So much for us observers figuring that careful coaching calculations go into every assignment and coverage matchup. Actually it’s more fun to think of Mississippi State’s defensive backs calling dibs on the nearest corner and grinning at the cohort who has to keep jogging to the other side!
“Really, just whatever a guy calls he gets that side first,” Jiles smiles.
OK. This is exaggerated just a little. There really are specific assignments by corners Coach Terrell Buckley and coordinator Peter Sirmon often enough in this spring. They have a lot, a lotttt of evaluating still to do amongst these seven scholarship and additional walk-on cornerbacks. You know, looking for subtle strengths or potential weaknesses in how one Dog handles a side, a scheme, a matchup, whatever.
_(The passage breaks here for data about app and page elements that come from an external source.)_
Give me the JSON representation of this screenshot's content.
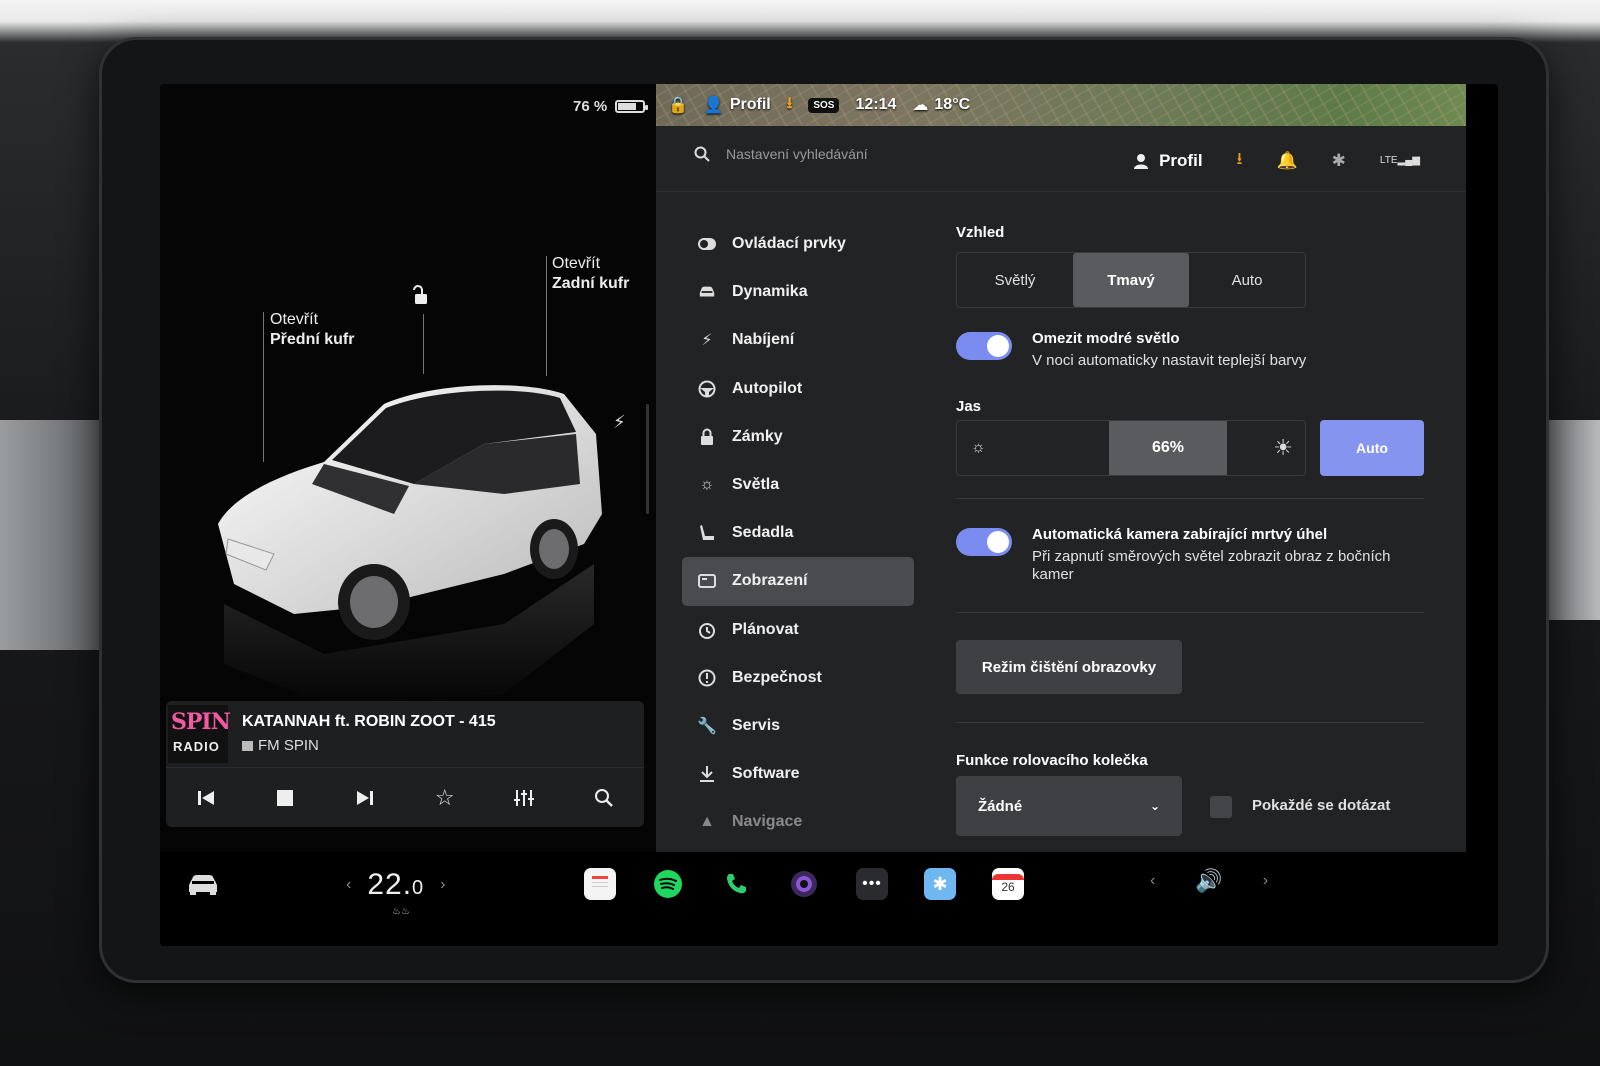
{
  "status": {
    "battery": "76 %",
    "profile": "Profil",
    "time": "12:14",
    "temperature": "18°C",
    "sos": "SOS"
  },
  "car": {
    "front_trunk_action": "Otevřít",
    "front_trunk_label": "Přední kufr",
    "rear_trunk_action": "Otevřít",
    "rear_trunk_label": "Zadní kufr"
  },
  "media": {
    "logo_line1": "SPIN",
    "logo_line2": "RADIO",
    "track": "KATANNAH ft. ROBIN ZOOT - 415",
    "station": "FM SPIN"
  },
  "search": {
    "placeholder": "Nastavení vyhledávání"
  },
  "header": {
    "profile": "Profil"
  },
  "nav": {
    "items": [
      {
        "label": "Ovládací prvky",
        "icon": "toggle-icon"
      },
      {
        "label": "Dynamika",
        "icon": "car-icon"
      },
      {
        "label": "Nabíjení",
        "icon": "bolt-icon"
      },
      {
        "label": "Autopilot",
        "icon": "steering-wheel-icon"
      },
      {
        "label": "Zámky",
        "icon": "lock-icon"
      },
      {
        "label": "Světla",
        "icon": "sun-icon"
      },
      {
        "label": "Sedadla",
        "icon": "seat-icon"
      },
      {
        "label": "Zobrazení",
        "icon": "display-icon",
        "active": true
      },
      {
        "label": "Plánovat",
        "icon": "alarm-icon"
      },
      {
        "label": "Bezpečnost",
        "icon": "alert-circle-icon"
      },
      {
        "label": "Servis",
        "icon": "wrench-icon"
      },
      {
        "label": "Software",
        "icon": "download-icon"
      },
      {
        "label": "Navigace",
        "icon": "navigation-icon"
      }
    ]
  },
  "display": {
    "appearance_title": "Vzhled",
    "appearance_options": [
      "Světlý",
      "Tmavý",
      "Auto"
    ],
    "appearance_selected": "Tmavý",
    "blue_light_title": "Omezit modré světlo",
    "blue_light_desc": "V noci automaticky nastavit teplejší barvy",
    "blue_light_on": true,
    "brightness_title": "Jas",
    "brightness_value": "66%",
    "brightness_level": 0.66,
    "brightness_auto": "Auto",
    "blindspot_title": "Automatická kamera zabírající mrtvý úhel",
    "blindspot_desc_1": "Při zapnutí směrových světel zobrazit obraz z bočních",
    "blindspot_desc_2": "kamer",
    "blindspot_on": true,
    "clean_button": "Režim čištění obrazovky",
    "scroll_title": "Funkce rolovacího kolečka",
    "scroll_value": "Žádné",
    "ask_label": "Pokaždé se dotázat"
  },
  "dock": {
    "temp_int": "22.",
    "temp_dec": "0",
    "calendar_day": "26",
    "apps": [
      "notes-icon",
      "spotify-icon",
      "phone-icon",
      "camera-icon",
      "more-icon",
      "bluetooth-icon",
      "calendar-icon"
    ]
  },
  "colors": {
    "accent": "#8494ef",
    "toggle": "#7b8cf0",
    "download": "#f0a020",
    "spotify": "#1ed760",
    "phone": "#2ecc71"
  }
}
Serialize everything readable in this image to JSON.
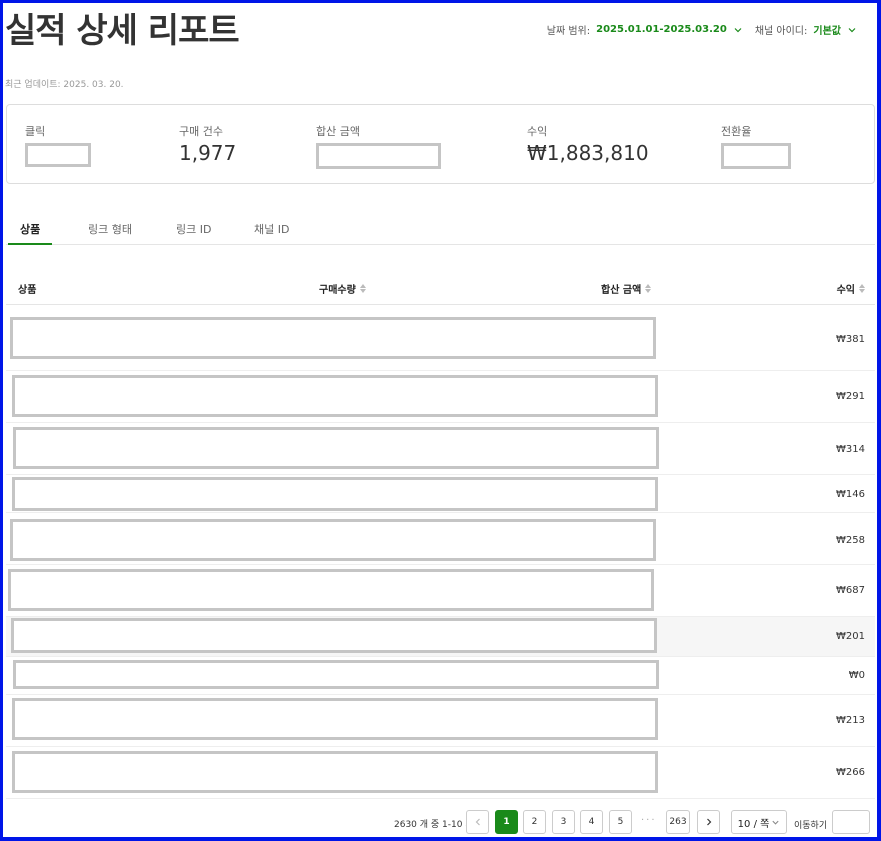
{
  "header": {
    "title": "실적 상세 리포트",
    "updated": "최근 업데이트: 2025. 03. 20.",
    "filters": {
      "date_label": "날짜 범위:",
      "date_value": "2025.01.01-2025.03.20",
      "channel_label": "채널 아이디:",
      "channel_value": "기본값"
    }
  },
  "summary": {
    "clicks_label": "클릭",
    "purchases_label": "구매 건수",
    "purchases_value": "1,977",
    "total_amount_label": "합산 금액",
    "revenue_label": "수익",
    "revenue_value": "₩1,883,810",
    "conversion_label": "전환율"
  },
  "tabs": [
    "상품",
    "링크 형태",
    "링크 ID",
    "채널 ID"
  ],
  "table": {
    "columns": [
      "상품",
      "구매수량",
      "합산 금액",
      "수익"
    ],
    "rows": [
      {
        "revenue": "₩381"
      },
      {
        "revenue": "₩291"
      },
      {
        "revenue": "₩314"
      },
      {
        "revenue": "₩146"
      },
      {
        "revenue": "₩258"
      },
      {
        "revenue": "₩687"
      },
      {
        "revenue": "₩201"
      },
      {
        "revenue": "₩0"
      },
      {
        "revenue": "₩213"
      },
      {
        "revenue": "₩266"
      }
    ]
  },
  "pagination": {
    "info": "2630 개 중 1-10 개",
    "pages": [
      "1",
      "2",
      "3",
      "4",
      "5"
    ],
    "ellipsis": "···",
    "last_page": "263",
    "per_page": "10 / 쪽",
    "goto_label": "이동하기",
    "goto_value": ""
  },
  "colors": {
    "accent": "#1a8a1a",
    "frame": "#0015e8",
    "redaction": "#c5c5c5"
  }
}
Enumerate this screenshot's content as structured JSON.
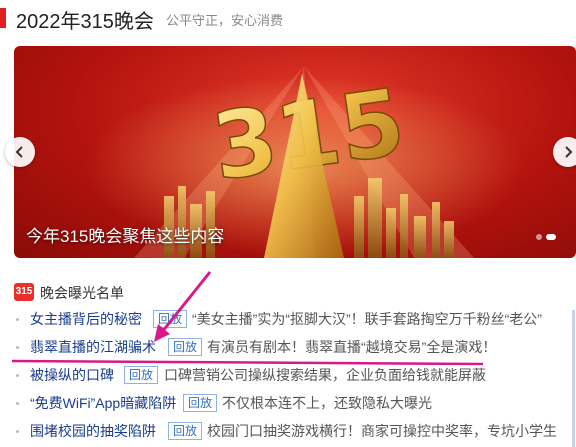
{
  "header": {
    "title": "2022年315晚会",
    "subtitle": "公平守正，安心消费"
  },
  "carousel": {
    "caption": "今年315晚会聚焦这些内容",
    "artwork_text": "315",
    "slide_count": 2,
    "active_slide": 1
  },
  "section": {
    "badge": "315",
    "label": "晚会曝光名单"
  },
  "news": [
    {
      "title": "女主播背后的秘密",
      "tag": "回放",
      "desc": "“美女主播”实为“抠脚大汉”！联手套路掏空万千粉丝“老公”"
    },
    {
      "title": "翡翠直播的江湖骗术",
      "tag": "回放",
      "desc": "有演员有剧本！翡翠直播“越境交易”全是演戏！"
    },
    {
      "title": "被操纵的口碑",
      "tag": "回放",
      "desc": "口碑营销公司操纵搜索结果，企业负面给钱就能屏蔽"
    },
    {
      "title": "“免费WiFi”App暗藏陷阱",
      "tag": "回放",
      "desc": "不仅根本连不上，还致隐私大曝光"
    },
    {
      "title": "围堵校园的抽奖陷阱",
      "tag": "回放",
      "desc": "校园门口抽奖游戏横行！商家可操控中奖率，专坑小学生"
    }
  ],
  "colors": {
    "accent": "#e02020",
    "link": "#1a3d8f",
    "tag_border": "#8fb3e0",
    "annotation": "#d61a8c"
  },
  "icons": {
    "prev": "chevron-left-icon",
    "next": "chevron-right-icon"
  }
}
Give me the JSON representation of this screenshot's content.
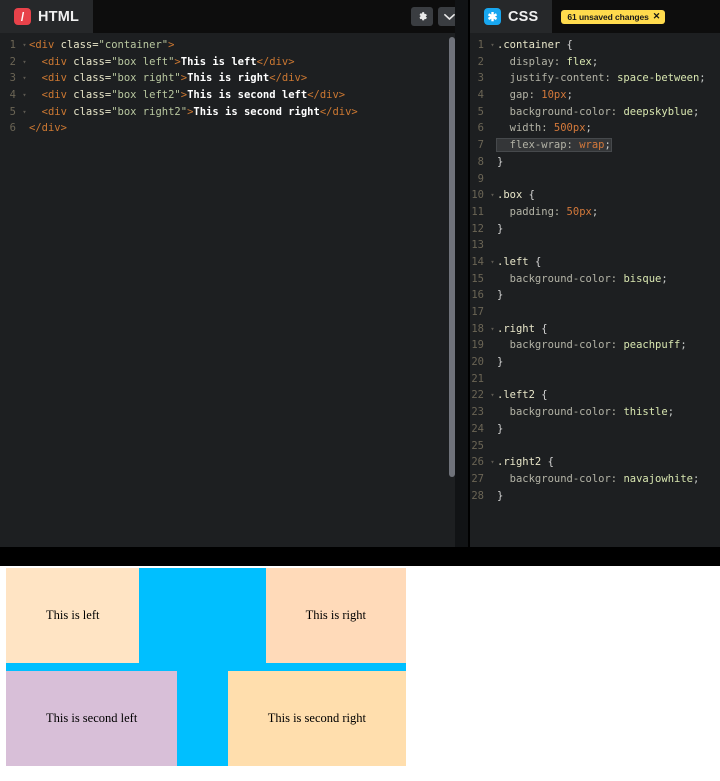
{
  "editors": {
    "html_panel": {
      "tab_label": "HTML",
      "logo_glyph": "/",
      "buttons": [
        {
          "name": "settings",
          "icon": "gear-icon"
        },
        {
          "name": "collapse",
          "icon": "chevron-down-icon"
        }
      ],
      "lines": [
        {
          "num": "1",
          "fold": "▾",
          "tokens": [
            {
              "cls": "t-tag",
              "text": "<div "
            },
            {
              "cls": "t-attr",
              "text": "class="
            },
            {
              "cls": "t-string",
              "text": "\"container\""
            },
            {
              "cls": "t-tag",
              "text": ">"
            }
          ]
        },
        {
          "num": "2",
          "fold": "▾",
          "tokens": [
            {
              "cls": "t-tag",
              "text": "  <div "
            },
            {
              "cls": "t-attr",
              "text": "class="
            },
            {
              "cls": "t-string",
              "text": "\"box left\""
            },
            {
              "cls": "t-tag",
              "text": ">"
            },
            {
              "cls": "t-text",
              "text": "This is left"
            },
            {
              "cls": "t-tag",
              "text": "</div>"
            }
          ]
        },
        {
          "num": "3",
          "fold": "▾",
          "tokens": [
            {
              "cls": "t-tag",
              "text": "  <div "
            },
            {
              "cls": "t-attr",
              "text": "class="
            },
            {
              "cls": "t-string",
              "text": "\"box right\""
            },
            {
              "cls": "t-tag",
              "text": ">"
            },
            {
              "cls": "t-text",
              "text": "This is right"
            },
            {
              "cls": "t-tag",
              "text": "</div>"
            }
          ]
        },
        {
          "num": "4",
          "fold": "▾",
          "tokens": [
            {
              "cls": "t-tag",
              "text": "  <div "
            },
            {
              "cls": "t-attr",
              "text": "class="
            },
            {
              "cls": "t-string",
              "text": "\"box left2\""
            },
            {
              "cls": "t-tag",
              "text": ">"
            },
            {
              "cls": "t-text",
              "text": "This is second left"
            },
            {
              "cls": "t-tag",
              "text": "</div>"
            }
          ]
        },
        {
          "num": "5",
          "fold": "▾",
          "tokens": [
            {
              "cls": "t-tag",
              "text": "  <div "
            },
            {
              "cls": "t-attr",
              "text": "class="
            },
            {
              "cls": "t-string",
              "text": "\"box right2\""
            },
            {
              "cls": "t-tag",
              "text": ">"
            },
            {
              "cls": "t-text",
              "text": "This is second right"
            },
            {
              "cls": "t-tag",
              "text": "</div>"
            }
          ]
        },
        {
          "num": "6",
          "fold": "",
          "tokens": [
            {
              "cls": "t-tag",
              "text": "</div>"
            }
          ]
        }
      ]
    },
    "css_panel": {
      "tab_label": "CSS",
      "logo_glyph": "✱",
      "unsaved_badge": {
        "text": "61 unsaved changes",
        "close": "✕",
        "color": "#ffdb4d"
      },
      "lines": [
        {
          "num": "1",
          "fold": "▾",
          "tokens": [
            {
              "cls": "t-sel",
              "text": ".container "
            },
            {
              "cls": "t-brace",
              "text": "{"
            }
          ]
        },
        {
          "num": "2",
          "fold": "",
          "tokens": [
            {
              "cls": "t-prop",
              "text": "  display: "
            },
            {
              "cls": "t-value",
              "text": "flex"
            },
            {
              "cls": "t-punct",
              "text": ";"
            }
          ]
        },
        {
          "num": "3",
          "fold": "",
          "tokens": [
            {
              "cls": "t-prop",
              "text": "  justify-content: "
            },
            {
              "cls": "t-value",
              "text": "space-between"
            },
            {
              "cls": "t-punct",
              "text": ";"
            }
          ]
        },
        {
          "num": "4",
          "fold": "",
          "tokens": [
            {
              "cls": "t-prop",
              "text": "  gap: "
            },
            {
              "cls": "t-num",
              "text": "10px"
            },
            {
              "cls": "t-punct",
              "text": ";"
            }
          ]
        },
        {
          "num": "5",
          "fold": "",
          "tokens": [
            {
              "cls": "t-prop",
              "text": "  background-color: "
            },
            {
              "cls": "t-value",
              "text": "deepskyblue"
            },
            {
              "cls": "t-punct",
              "text": ";"
            }
          ]
        },
        {
          "num": "6",
          "fold": "",
          "tokens": [
            {
              "cls": "t-prop",
              "text": "  width: "
            },
            {
              "cls": "t-num",
              "text": "500px"
            },
            {
              "cls": "t-punct",
              "text": ";"
            }
          ]
        },
        {
          "num": "7",
          "fold": "",
          "highlight": true,
          "tokens": [
            {
              "cls": "t-prop",
              "text": "  flex-wrap: "
            },
            {
              "cls": "t-num",
              "text": "wrap"
            },
            {
              "cls": "t-punct",
              "text": ";"
            }
          ]
        },
        {
          "num": "8",
          "fold": "",
          "tokens": [
            {
              "cls": "t-brace",
              "text": "}"
            }
          ]
        },
        {
          "num": "9",
          "fold": "",
          "tokens": []
        },
        {
          "num": "10",
          "fold": "▾",
          "tokens": [
            {
              "cls": "t-sel",
              "text": ".box "
            },
            {
              "cls": "t-brace",
              "text": "{"
            }
          ]
        },
        {
          "num": "11",
          "fold": "",
          "tokens": [
            {
              "cls": "t-prop",
              "text": "  padding: "
            },
            {
              "cls": "t-num",
              "text": "50px"
            },
            {
              "cls": "t-punct",
              "text": ";"
            }
          ]
        },
        {
          "num": "12",
          "fold": "",
          "tokens": [
            {
              "cls": "t-brace",
              "text": "}"
            }
          ]
        },
        {
          "num": "13",
          "fold": "",
          "tokens": []
        },
        {
          "num": "14",
          "fold": "▾",
          "tokens": [
            {
              "cls": "t-sel",
              "text": ".left "
            },
            {
              "cls": "t-brace",
              "text": "{"
            }
          ]
        },
        {
          "num": "15",
          "fold": "",
          "tokens": [
            {
              "cls": "t-prop",
              "text": "  background-color: "
            },
            {
              "cls": "t-value",
              "text": "bisque"
            },
            {
              "cls": "t-punct",
              "text": ";"
            }
          ]
        },
        {
          "num": "16",
          "fold": "",
          "tokens": [
            {
              "cls": "t-brace",
              "text": "}"
            }
          ]
        },
        {
          "num": "17",
          "fold": "",
          "tokens": []
        },
        {
          "num": "18",
          "fold": "▾",
          "tokens": [
            {
              "cls": "t-sel",
              "text": ".right "
            },
            {
              "cls": "t-brace",
              "text": "{"
            }
          ]
        },
        {
          "num": "19",
          "fold": "",
          "tokens": [
            {
              "cls": "t-prop",
              "text": "  background-color: "
            },
            {
              "cls": "t-value",
              "text": "peachpuff"
            },
            {
              "cls": "t-punct",
              "text": ";"
            }
          ]
        },
        {
          "num": "20",
          "fold": "",
          "tokens": [
            {
              "cls": "t-brace",
              "text": "}"
            }
          ]
        },
        {
          "num": "21",
          "fold": "",
          "tokens": []
        },
        {
          "num": "22",
          "fold": "▾",
          "tokens": [
            {
              "cls": "t-sel",
              "text": ".left2 "
            },
            {
              "cls": "t-brace",
              "text": "{"
            }
          ]
        },
        {
          "num": "23",
          "fold": "",
          "tokens": [
            {
              "cls": "t-prop",
              "text": "  background-color: "
            },
            {
              "cls": "t-value",
              "text": "thistle"
            },
            {
              "cls": "t-punct",
              "text": ";"
            }
          ]
        },
        {
          "num": "24",
          "fold": "",
          "tokens": [
            {
              "cls": "t-brace",
              "text": "}"
            }
          ]
        },
        {
          "num": "25",
          "fold": "",
          "tokens": []
        },
        {
          "num": "26",
          "fold": "▾",
          "tokens": [
            {
              "cls": "t-sel",
              "text": ".right2 "
            },
            {
              "cls": "t-brace",
              "text": "{"
            }
          ]
        },
        {
          "num": "27",
          "fold": "",
          "tokens": [
            {
              "cls": "t-prop",
              "text": "  background-color: "
            },
            {
              "cls": "t-value",
              "text": "navajowhite"
            },
            {
              "cls": "t-punct",
              "text": ";"
            }
          ]
        },
        {
          "num": "28",
          "fold": "",
          "tokens": [
            {
              "cls": "t-brace",
              "text": "}"
            }
          ]
        }
      ]
    }
  },
  "preview": {
    "container_color": "#00bfff",
    "boxes": [
      {
        "label": "This is left",
        "cls": "left",
        "color": "#ffe4c4"
      },
      {
        "label": "This is right",
        "cls": "right",
        "color": "#ffdab9"
      },
      {
        "label": "This is second left",
        "cls": "left2",
        "color": "#d8bfd8"
      },
      {
        "label": "This is second right",
        "cls": "right2",
        "color": "#ffdead"
      }
    ]
  }
}
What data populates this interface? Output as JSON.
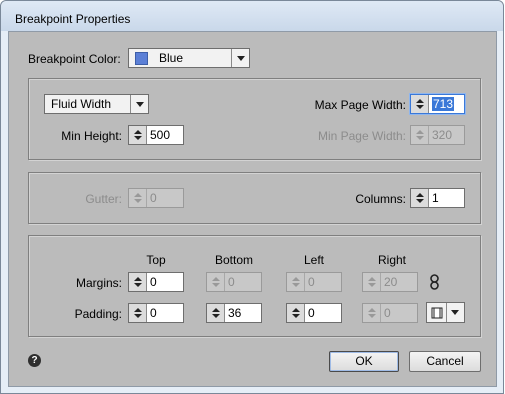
{
  "window": {
    "title": "Breakpoint Properties"
  },
  "breakpoint_color": {
    "label": "Breakpoint Color:",
    "value": "Blue",
    "swatch_color": "#5b7fd6"
  },
  "layout": {
    "mode": "Fluid Width",
    "max_page_width_label": "Max Page Width:",
    "max_page_width": "713",
    "min_height_label": "Min Height:",
    "min_height": "500",
    "min_page_width_label": "Min Page Width:",
    "min_page_width": "320"
  },
  "grid": {
    "gutter_label": "Gutter:",
    "gutter": "0",
    "columns_label": "Columns:",
    "columns": "1"
  },
  "spacing": {
    "headers": [
      "Top",
      "Bottom",
      "Left",
      "Right"
    ],
    "margins_label": "Margins:",
    "margins": [
      "0",
      "0",
      "0",
      "20"
    ],
    "padding_label": "Padding:",
    "padding": [
      "0",
      "36",
      "0",
      "0"
    ]
  },
  "buttons": {
    "ok": "OK",
    "cancel": "Cancel"
  },
  "icons": {
    "help": "?",
    "link": "chain-link-icon",
    "frame": "frame-icon"
  }
}
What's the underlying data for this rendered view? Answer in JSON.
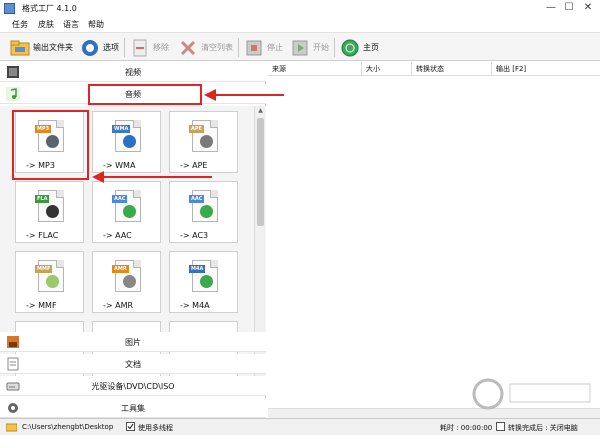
{
  "window": {
    "title": "格式工厂 4.1.0",
    "controls": {
      "minimize": "—",
      "maximize": "☐",
      "close": "✕"
    }
  },
  "menu": [
    "任务",
    "皮肤",
    "语言",
    "帮助"
  ],
  "toolbar": {
    "output_folder": "输出文件夹",
    "options": "选项",
    "remove": "移除",
    "clear_list": "清空列表",
    "stop": "停止",
    "start": "开始",
    "home": "主页"
  },
  "categories": {
    "video": "视频",
    "audio": "音频",
    "picture": "图片",
    "document": "文档",
    "rom": "光驱设备\\DVD\\CD\\ISO",
    "tools": "工具集"
  },
  "tiles": [
    {
      "tag": "MP3",
      "label": "-> MP3",
      "color": "#e08a1e"
    },
    {
      "tag": "WMA",
      "label": "-> WMA",
      "color": "#3b79c8"
    },
    {
      "tag": "APE",
      "label": "-> APE",
      "color": "#c9a15a"
    },
    {
      "tag": "FLA",
      "label": "-> FLAC",
      "color": "#3a9a3a"
    },
    {
      "tag": "AAC",
      "label": "-> AAC",
      "color": "#4a88d8"
    },
    {
      "tag": "AAC",
      "label": "-> AC3",
      "color": "#4a88d8"
    },
    {
      "tag": "MMF",
      "label": "-> MMF",
      "color": "#c9a15a"
    },
    {
      "tag": "AMR",
      "label": "-> AMR",
      "color": "#e08a1e"
    },
    {
      "tag": "M4A",
      "label": "-> M4A",
      "color": "#3b6fb8"
    }
  ],
  "table": {
    "columns": [
      "来源",
      "大小",
      "转换状态",
      "输出 [F2]"
    ]
  },
  "status": {
    "path": "C:\\Users\\zhengbt\\Desktop",
    "multithread": "使用多线程",
    "elapsed": "耗时 : 00:00:00",
    "after_done": "转换完成后 : 关闭电脑"
  },
  "colors": {
    "highlight": "#e02424",
    "toolbar_bg": "#f5f5f5"
  }
}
And if pressed, Jiles admits he does have a preferred corner. “I like to get the left side most of the time, that’s my favorite side.” Alright, and why exactly? “I don’t know! It just feels good.”
Left or right, or right or left, Jiles feels good about this spring situation. He’s done his time for four years here already, battled back from repeated injuries—including an August 2014 knee surgery that cost him a whole season—and served as a capable backup to the likes of Taveze Calhoun and Will Redmond.
Now for the last college campaign, there’s a starting spot to be grabbed. Maybe two of them in fact, given the interesting competition Jiles and Tolando Cleveland face from Jamoral Graham, juco Lashard Durr, redshirts Chris Stamps and Maurice Smitherman, and more.
Jiles doesn’t gripe though about being due a job after all his labors. The competition is good for him and everyone. Plus, he’s breaking in a new position coach in Buckley. “It’s going good,” he says.
“I like him. He’s a funny guy, a great personality. He was a great cornerback so I want to take some of what he’s teaching us because he was a great cornerback back in the day.”
But so was Buckley’s predecessor. Jiles feels as if he’s won some sort of college coaching lottery, because he had three years with Deshea Townsend, an All-Pro cornerback just like Buckley. Those two had 27 combined seasons in the National Football League. Jiles likes that, a lot.
“Yeah, I feel lucky. Because not only do I get to be coached by these guys, but after football I can probably call them up sometimes and work out with them some kind of way, those things.” Oh, and as for differences? “Coach Townsend was energetic and louder. Coach Buckley is more smooth. Both of them were great and I’m learning from both of those guys.”
It says much about Jiles’ approach to the last State spring he still sees the need to learn. The emphasis this camp has been footwork so far, which Jiles said should improve individual form for 2016. Anything else on the to-do list?
“Oh, everything really. It’s nothing you get too perfect at. It’s no specific things.” Working on everything, really, is key to spring competition. Bulldog cornerbacks might not win a job in April…
…but they can certainly put themselves an at August disadvantage with a slow spring. That hasn’t been the case this camp per Jiles. “Every guy is ready to compete. Everybody is just improving day-by-day,” he said.
“We’re not missing a beat. We’ve been working so long, so hard, I feel like we haven’t taken many days off. It’s not bad learning new plays with new faces and new coaches.”